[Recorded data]

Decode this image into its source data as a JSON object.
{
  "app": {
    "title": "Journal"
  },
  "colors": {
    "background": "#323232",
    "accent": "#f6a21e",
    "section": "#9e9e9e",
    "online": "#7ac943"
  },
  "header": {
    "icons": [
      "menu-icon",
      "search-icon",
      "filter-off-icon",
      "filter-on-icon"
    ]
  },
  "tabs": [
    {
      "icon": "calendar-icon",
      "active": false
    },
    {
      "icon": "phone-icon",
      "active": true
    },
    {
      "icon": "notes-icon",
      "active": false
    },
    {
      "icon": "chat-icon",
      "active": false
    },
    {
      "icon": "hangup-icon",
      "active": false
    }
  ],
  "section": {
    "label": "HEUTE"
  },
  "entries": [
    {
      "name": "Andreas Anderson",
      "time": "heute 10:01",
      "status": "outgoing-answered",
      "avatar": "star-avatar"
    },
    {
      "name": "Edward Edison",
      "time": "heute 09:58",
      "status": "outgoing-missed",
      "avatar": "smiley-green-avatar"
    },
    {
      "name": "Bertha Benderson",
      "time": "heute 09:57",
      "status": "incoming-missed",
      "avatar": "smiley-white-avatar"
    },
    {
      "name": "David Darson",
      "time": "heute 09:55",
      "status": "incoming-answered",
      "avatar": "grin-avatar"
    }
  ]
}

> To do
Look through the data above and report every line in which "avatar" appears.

> Output for this exercise
      "avatar": "star-avatar"
      "avatar": "smiley-green-avatar"
      "avatar": "smiley-white-avatar"
      "avatar": "grin-avatar"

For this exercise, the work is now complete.